Joint Tenancy vs Community Property with the Right of Survivorship in Arizona
Joint tenancy vs. community property—what’s the difference? Both are common ways for two people to hold a property title together equally in Arizona. These ownership structures both involve the right of survivorship, ensuring that a surviving co-owner inherits the property upon the other’s death.
How you own the title of a property with someone can affect how your estate is settled when you’re gone. Joint tenancy and community property with the right of survivorship are both legal ownership structures that prevent your property from going through probate court.
The professionals at Phelps Law are here to help make settling your estate after you’re gone go as smoothly as possible. Today we’re comparing joint tenancy vs. community property with the right of survivorship to help you understand how each type of ownership structure could affect the future of your property.
Joint Tenancy vs. Community Property
In a joint tenancy, you and your spouse, business partner, or other joint tenant own equal shares of the property. It also means that you both have equal rights to use the property during your lifetime. Joint tenancy includes the right of survivorship, meaning that when one of you passes away, full ownership will automatically transfer to the other joint tenant.

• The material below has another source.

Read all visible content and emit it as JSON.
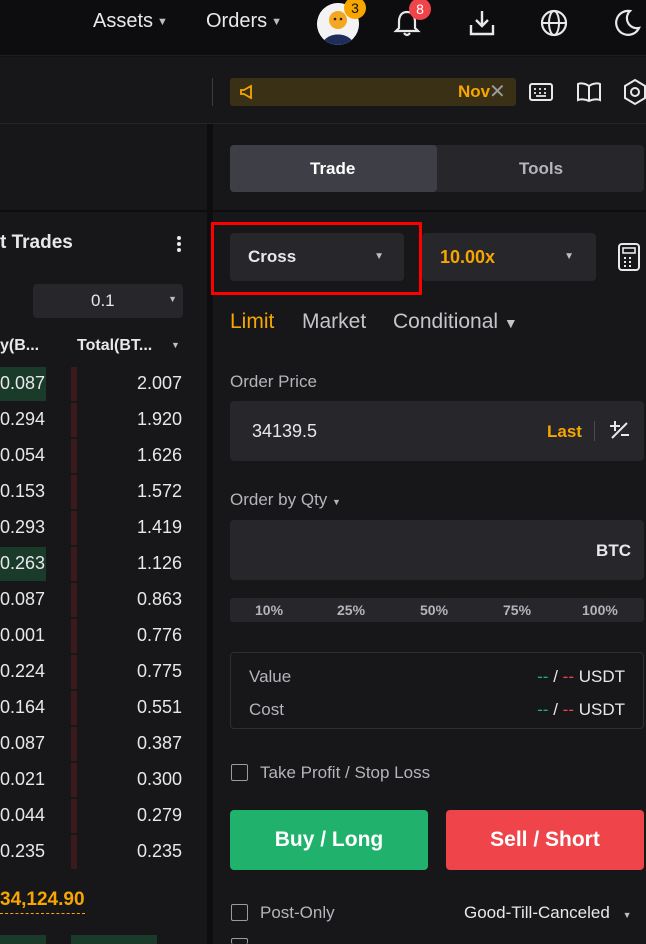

Community property with the right of survivorship is a type of title ownership for married couples only. Each spouse owns the property equally, entitling them to an equal division of the property after divorce. Like joint tenancy, community property with the right of survivorship also grants the surviving spouse full ownership of the property. Arizona is one of only five states that have community property with the right of survivorship laws. The other four states include Nevada, California, Wisconsin, and Texas.
If you sell a property that was held in joint tenancy with the deceased person (decedent), you will have to pay a capital gains tax on the profit. However, if you held the property as community property with your spouse, then the profit is not subject to the capital gains tax. The property could also qualify for an estate tax, which one of you will have to pay when the other passes away, regardless of the type of ownership.

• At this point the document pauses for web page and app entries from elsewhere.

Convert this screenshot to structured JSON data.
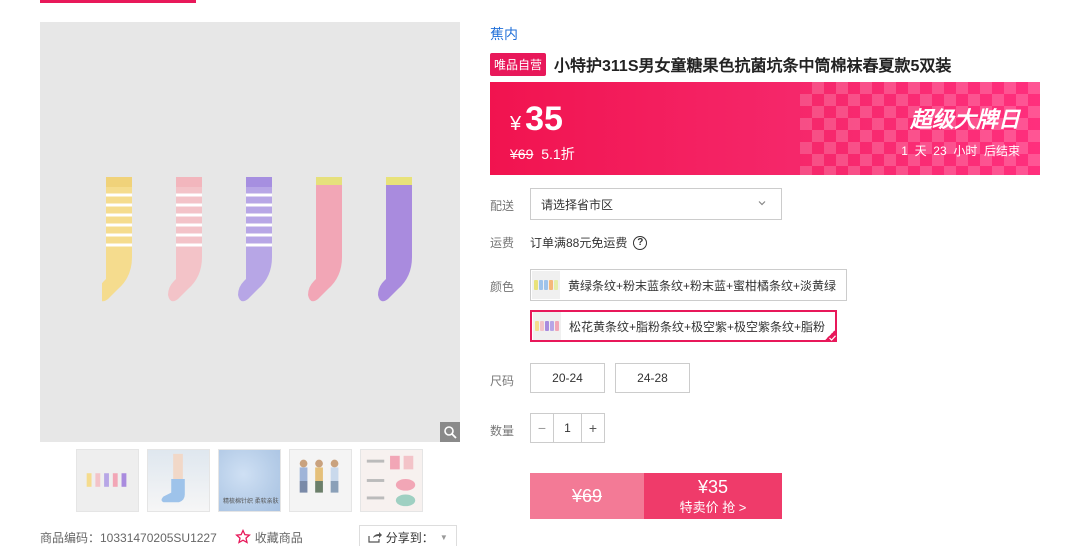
{
  "product": {
    "brand": "蕉内",
    "badge": "唯品自营",
    "title": "小特护311S男女童糖果色抗菌坑条中筒棉袜春夏款5双装",
    "code_label": "商品编码：10331470205SU1227",
    "favorite_label": "收藏商品",
    "share_label": "分享到："
  },
  "price": {
    "currency": "¥",
    "current": "35",
    "original": "¥69",
    "discount": "5.1折",
    "event_title": "超级大牌日",
    "countdown": "1  天  23  小时  后结束"
  },
  "labels": {
    "delivery": "配送",
    "shipping": "运费",
    "color": "颜色",
    "size": "尺码",
    "quantity": "数量"
  },
  "delivery": {
    "placeholder": "请选择省市区"
  },
  "shipping": {
    "text": "订单满88元免运费",
    "help": "?"
  },
  "colors": [
    {
      "label": "黄绿条纹+粉末蓝条纹+粉末蓝+蜜柑橘条纹+淡黄绿",
      "selected": false
    },
    {
      "label": "松花黄条纹+脂粉条纹+极空紫+极空紫条纹+脂粉",
      "selected": true
    }
  ],
  "sizes": [
    "20-24",
    "24-28"
  ],
  "quantity": {
    "value": "1",
    "minus": "−",
    "plus": "+"
  },
  "buy": {
    "original_price": "¥69",
    "sale_price": "¥35",
    "sale_label": "特卖价 抢 >"
  },
  "thumbnails": [
    {
      "name": "thumb-socks-set"
    },
    {
      "name": "thumb-socks-on-feet"
    },
    {
      "name": "thumb-fabric-closeup",
      "caption": "精梳棉针织 柔软亲肤"
    },
    {
      "name": "thumb-kids-models"
    },
    {
      "name": "thumb-detail-features"
    }
  ],
  "colors_theme": {
    "accent": "#e8185a",
    "brand_blue": "#1f6fd9"
  }
}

Pros and Cons of Joint Tenancy
- More than two people can hold joint tenancy.
- Ownership automatically passes to the surviving co-owner(s).
- The property avoids probate even if the decedent doesn’t have a will.
- Joint tenancy does not require marriage.
- The tenants share financial burdens like property taxes.
- The property cannot pass to someone who is not a joint tenant, even with a will.
- Creditors may petition the court to force a sale to collect a debt from one of the owners.
- Each joint tenant must approve any financial decisions regarding the property.
Pros and Cons of Community Property with the Right of Survivorship
- Each spouse owns the property equally. It does not matter who paid for the purchase, pays the bills, or has their name on the title.
- Community property can include real estate, vehicles, furniture, and other property you and your spouse may acquire during your marriage.
- The transfer of property avoids probate.
- Holding property in this title requires legal marriage.
- The property cannot pass to anyone other than the surviving spouse, even with a will.
- Arizona does not recognize common-law marriages, so any property you acquire during what would be considered a common-law marriage in other states may not be held as community property. However, Arizona does recognize common-law marriages that had been valid in other states.
Avoid Arizona Probate with Professional Estate Planning
While there are several significant differences between joint tenancy vs. community property ownership, they both avoid probate due to the right of survivorship. The estate planning professionals at Phelps Law can help the rest of your estate avoid probate with a well-designed estate plan. We have over 40 years of experience helping Arizona residents in the Mesa, Scottsdale, Chandler, and Glendale communities with their estate plans. Call 480-892-2488 today to schedule a consultation.